The above pic. shows the high water level of Lake Michigan. Note – in reading the graphs below: The links below and the pins on the map reveal plots of the current year’s daily lake levels (blue) compared with last year’s levels (black) and last year’s annual average (dark red). The monthly averages are shown as a step plot through the daily averages. Plotted in the background are the coordinated (official) averages (green), record highs (cyan), and record lows (brown) per month as documented here along with additional water level data. Daily levels are from each lake’s master gauge, produced by NOAA/NOS/CO-OPS.
The water level of Lake Michigan/Huron is down 1″ in the last month. It’s up 17″ year-to-year and is now 36″ higher than the December average level. The level is now tied with 1986 for highest December level in the last 100 years. You’ll see some ups and downs in the fall, winter and spring when we have a strong wind episode and the level fluctuates.
The water level of Lake Superior is also down 1″ in the last month. It’s up 4″ in the last year and is now 14″ above the December average. The lake is 2″ below the highest December level reached in 1985.
The water level of Lake Erie is down 1″ in the last month, but still 2″ higher than one year ago. The level is 29″ higher than the average for December, but it’s 10″ below the record December level set in 1986.
The water level of Lake Ontario is down 4″ in the last month, but up 11″ in the last year. The level is 17″ higher than the December average level, but is 9″ lower than the highest December level reached in 1945.
The water level of Lake St. Clair is down 4″ in the last month, but is up 6″ in the last year. The level is 28″ higher than the average level for December, but is 7″ below the record December level set in 1986. Lake St. Clare had a pretty solid ice cover in Jan. and Feb. of 2019, so you can see the level bouncing around a little at that time.
All the rivers that connect the Great Lakes have well above average flow. The St. Clair River at Port Huron has a flow of 258,000 cubic feet per second, compared to an average flow of 189,000 cfs. That’s 136.5% of average flow.
Many rivers in the Great Lakes continue to have well above average flow. The Grand River in Grand Rapids has a current (Mon. evening) flow of 6,700 cfs (average flow is 2,640 cfs). That’s more than 2 1/2 times average flow. The Muskegon River at Croton has a flow of 2,700 cfs (average – 1,729 cfs). The Kalamazoo River at Comstock has a flow of 1,190 cfs (average is 824 cfs). The St. Joseph River at Niles has a flow of 4,520 cfs (average is 2,840 cfs). The Saginaw River at Saginaw has a flow of 4,010 cfs (averge is 3,080 cfs). The Fox River at Appleton has a flow of 8,230 cfs (average is 3,449 cfs).
GREAT LAKES NEWS: Crews install cement seawalls along lakeshore.
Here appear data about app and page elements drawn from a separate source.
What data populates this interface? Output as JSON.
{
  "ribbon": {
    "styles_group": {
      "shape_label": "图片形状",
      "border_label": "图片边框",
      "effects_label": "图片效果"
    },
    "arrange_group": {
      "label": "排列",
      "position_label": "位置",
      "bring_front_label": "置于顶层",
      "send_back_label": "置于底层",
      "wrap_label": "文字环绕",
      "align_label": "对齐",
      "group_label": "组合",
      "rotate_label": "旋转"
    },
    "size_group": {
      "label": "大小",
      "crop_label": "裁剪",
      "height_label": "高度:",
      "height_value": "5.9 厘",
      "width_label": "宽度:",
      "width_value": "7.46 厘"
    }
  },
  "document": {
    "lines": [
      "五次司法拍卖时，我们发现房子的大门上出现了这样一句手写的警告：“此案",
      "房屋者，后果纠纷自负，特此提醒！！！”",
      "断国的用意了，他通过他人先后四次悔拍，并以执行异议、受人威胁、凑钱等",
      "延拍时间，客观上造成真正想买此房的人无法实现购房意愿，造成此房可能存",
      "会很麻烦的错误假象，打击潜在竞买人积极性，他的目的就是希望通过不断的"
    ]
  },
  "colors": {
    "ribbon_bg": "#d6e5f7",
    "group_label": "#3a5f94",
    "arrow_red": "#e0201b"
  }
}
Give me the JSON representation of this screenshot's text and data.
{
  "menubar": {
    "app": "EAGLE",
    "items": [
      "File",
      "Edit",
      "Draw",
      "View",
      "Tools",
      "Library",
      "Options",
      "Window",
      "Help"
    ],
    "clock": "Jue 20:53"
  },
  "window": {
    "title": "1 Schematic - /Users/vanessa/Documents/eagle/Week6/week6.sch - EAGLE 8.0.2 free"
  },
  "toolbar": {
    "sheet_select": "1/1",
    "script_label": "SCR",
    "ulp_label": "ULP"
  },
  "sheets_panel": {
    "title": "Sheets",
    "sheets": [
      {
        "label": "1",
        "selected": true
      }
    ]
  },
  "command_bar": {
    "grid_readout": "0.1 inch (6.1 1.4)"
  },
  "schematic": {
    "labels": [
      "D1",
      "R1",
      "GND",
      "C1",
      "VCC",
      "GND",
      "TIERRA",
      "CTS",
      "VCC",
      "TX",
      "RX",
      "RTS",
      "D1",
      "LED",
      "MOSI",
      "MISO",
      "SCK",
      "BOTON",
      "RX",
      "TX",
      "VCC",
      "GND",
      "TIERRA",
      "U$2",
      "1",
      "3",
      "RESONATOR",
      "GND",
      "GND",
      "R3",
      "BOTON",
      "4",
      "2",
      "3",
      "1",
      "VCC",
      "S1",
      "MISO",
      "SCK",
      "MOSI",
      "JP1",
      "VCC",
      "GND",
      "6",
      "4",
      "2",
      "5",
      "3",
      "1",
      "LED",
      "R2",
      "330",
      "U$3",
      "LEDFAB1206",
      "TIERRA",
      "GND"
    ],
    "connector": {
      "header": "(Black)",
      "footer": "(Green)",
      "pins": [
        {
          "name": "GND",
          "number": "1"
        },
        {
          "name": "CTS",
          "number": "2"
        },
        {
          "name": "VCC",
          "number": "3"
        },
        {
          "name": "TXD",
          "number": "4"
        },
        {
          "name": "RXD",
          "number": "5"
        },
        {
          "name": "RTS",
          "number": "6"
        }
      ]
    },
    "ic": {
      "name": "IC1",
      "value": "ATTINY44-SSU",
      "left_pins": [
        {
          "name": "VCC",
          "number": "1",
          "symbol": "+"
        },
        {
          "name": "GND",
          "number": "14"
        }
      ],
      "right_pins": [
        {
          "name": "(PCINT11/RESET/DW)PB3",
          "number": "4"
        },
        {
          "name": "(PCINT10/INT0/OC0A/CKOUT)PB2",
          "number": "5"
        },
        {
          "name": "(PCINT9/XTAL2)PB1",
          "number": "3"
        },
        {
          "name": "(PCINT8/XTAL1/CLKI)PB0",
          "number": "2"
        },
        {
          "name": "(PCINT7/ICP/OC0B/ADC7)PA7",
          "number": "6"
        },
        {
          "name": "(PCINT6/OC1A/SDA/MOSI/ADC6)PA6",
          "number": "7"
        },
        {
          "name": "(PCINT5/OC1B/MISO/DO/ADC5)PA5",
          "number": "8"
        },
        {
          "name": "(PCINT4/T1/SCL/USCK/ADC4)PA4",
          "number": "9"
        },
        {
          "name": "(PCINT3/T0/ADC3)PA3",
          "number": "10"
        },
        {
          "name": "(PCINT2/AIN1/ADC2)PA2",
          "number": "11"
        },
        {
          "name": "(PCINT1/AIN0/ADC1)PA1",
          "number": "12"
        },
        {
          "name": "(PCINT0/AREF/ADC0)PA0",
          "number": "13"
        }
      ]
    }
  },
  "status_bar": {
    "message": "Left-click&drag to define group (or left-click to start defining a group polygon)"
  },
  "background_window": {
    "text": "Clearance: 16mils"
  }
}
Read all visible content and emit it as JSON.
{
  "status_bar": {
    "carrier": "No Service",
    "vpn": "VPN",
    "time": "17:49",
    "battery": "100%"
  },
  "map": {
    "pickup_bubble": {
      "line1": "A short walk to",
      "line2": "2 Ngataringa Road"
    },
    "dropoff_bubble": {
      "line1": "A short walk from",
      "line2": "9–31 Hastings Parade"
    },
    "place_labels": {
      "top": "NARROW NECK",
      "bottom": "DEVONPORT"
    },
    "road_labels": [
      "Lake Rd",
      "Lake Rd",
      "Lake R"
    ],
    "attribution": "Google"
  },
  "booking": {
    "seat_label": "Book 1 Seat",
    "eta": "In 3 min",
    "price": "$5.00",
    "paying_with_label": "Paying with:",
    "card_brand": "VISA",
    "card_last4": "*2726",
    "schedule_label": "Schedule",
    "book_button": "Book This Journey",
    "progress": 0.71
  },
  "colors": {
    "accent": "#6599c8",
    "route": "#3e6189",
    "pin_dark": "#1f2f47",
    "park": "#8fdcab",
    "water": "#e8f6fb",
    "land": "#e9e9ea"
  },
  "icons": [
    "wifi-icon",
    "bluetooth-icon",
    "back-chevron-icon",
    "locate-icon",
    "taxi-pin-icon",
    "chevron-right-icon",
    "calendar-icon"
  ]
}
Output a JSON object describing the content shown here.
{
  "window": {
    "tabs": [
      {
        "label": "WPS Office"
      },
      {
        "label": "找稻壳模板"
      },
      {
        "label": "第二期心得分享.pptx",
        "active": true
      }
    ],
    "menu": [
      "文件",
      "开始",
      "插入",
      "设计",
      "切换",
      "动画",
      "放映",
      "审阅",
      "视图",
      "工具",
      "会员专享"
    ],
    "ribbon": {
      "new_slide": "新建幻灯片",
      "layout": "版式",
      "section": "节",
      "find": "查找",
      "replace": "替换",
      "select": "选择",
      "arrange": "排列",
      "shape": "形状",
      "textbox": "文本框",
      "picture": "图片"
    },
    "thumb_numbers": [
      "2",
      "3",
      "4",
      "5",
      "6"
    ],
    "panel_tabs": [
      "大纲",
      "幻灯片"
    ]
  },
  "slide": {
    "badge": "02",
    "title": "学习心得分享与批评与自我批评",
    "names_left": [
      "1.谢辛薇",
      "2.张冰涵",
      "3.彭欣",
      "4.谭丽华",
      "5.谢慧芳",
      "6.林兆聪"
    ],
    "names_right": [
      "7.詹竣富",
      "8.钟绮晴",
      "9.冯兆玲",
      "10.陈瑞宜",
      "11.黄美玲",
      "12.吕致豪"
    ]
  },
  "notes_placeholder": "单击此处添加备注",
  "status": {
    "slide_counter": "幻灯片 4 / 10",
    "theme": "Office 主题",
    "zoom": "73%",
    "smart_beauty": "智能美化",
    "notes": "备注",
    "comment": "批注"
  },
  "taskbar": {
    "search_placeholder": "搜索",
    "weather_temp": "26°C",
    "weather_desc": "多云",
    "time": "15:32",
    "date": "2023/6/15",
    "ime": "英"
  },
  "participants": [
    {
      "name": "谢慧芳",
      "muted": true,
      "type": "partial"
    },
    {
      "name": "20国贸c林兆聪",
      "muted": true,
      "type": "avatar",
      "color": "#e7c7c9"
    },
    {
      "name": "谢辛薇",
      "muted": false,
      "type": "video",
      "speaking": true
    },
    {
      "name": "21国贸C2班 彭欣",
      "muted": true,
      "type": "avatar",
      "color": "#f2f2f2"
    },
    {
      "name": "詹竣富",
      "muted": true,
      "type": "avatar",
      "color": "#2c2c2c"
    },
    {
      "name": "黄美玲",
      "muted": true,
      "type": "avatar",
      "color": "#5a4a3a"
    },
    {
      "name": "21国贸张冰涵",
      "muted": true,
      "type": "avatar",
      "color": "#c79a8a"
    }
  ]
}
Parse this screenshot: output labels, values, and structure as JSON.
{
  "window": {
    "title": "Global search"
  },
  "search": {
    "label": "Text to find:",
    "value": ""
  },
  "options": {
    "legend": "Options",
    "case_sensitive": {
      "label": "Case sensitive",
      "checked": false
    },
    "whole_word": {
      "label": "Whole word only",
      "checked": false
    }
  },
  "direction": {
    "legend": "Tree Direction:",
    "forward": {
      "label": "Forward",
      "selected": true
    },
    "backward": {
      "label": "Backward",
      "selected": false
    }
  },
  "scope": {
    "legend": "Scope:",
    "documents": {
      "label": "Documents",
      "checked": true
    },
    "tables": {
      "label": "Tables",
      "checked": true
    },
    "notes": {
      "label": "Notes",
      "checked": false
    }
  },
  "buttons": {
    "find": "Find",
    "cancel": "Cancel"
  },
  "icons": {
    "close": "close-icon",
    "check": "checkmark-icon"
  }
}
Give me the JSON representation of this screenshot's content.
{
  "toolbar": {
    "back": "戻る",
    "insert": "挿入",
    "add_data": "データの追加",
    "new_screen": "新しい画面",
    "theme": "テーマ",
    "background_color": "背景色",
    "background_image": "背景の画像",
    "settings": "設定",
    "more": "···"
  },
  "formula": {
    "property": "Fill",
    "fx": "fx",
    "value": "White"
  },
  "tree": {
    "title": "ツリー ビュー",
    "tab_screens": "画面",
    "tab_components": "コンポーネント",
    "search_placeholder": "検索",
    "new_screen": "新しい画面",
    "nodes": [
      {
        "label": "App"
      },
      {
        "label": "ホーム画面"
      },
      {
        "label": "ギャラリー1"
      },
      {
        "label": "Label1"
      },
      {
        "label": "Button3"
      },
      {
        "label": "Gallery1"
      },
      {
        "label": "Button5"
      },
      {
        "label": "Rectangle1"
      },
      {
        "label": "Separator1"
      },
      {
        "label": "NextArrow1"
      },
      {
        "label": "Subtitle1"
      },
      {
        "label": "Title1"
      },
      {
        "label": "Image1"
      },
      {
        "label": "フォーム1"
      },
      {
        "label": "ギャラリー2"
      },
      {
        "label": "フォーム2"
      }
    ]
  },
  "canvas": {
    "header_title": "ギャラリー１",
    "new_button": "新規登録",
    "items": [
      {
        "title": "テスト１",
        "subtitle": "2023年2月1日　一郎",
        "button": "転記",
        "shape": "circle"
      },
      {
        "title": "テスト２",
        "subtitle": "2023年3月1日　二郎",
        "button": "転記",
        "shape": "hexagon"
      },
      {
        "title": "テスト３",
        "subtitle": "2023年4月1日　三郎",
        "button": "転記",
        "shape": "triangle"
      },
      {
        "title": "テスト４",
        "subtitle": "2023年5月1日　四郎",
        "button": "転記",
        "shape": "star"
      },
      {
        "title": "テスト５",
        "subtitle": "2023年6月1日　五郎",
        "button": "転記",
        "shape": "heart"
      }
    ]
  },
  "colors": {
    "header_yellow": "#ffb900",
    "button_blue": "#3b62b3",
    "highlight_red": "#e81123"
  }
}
Coast Guard begins ice breaking on the Great Lakes. Three earthquakes under Lake Erie in the past week. A silver lining. Detroit named one of the best fishing cities in the U.S. Million dollar donation buys “floating classroom“. No live invasive carp were discovered in the Chicago Area Waterway System during a November survey of more than 150 sites. House passes Huizenga amended legislation to protect Great Lakes communities from erosion. New Manure Rules. Two birding groups seek to stop wind turbines from being placed in Lake Erie. Sea stack vanishes in winter storm. No major impacts on Lake Superior found from Line 3 pipeline.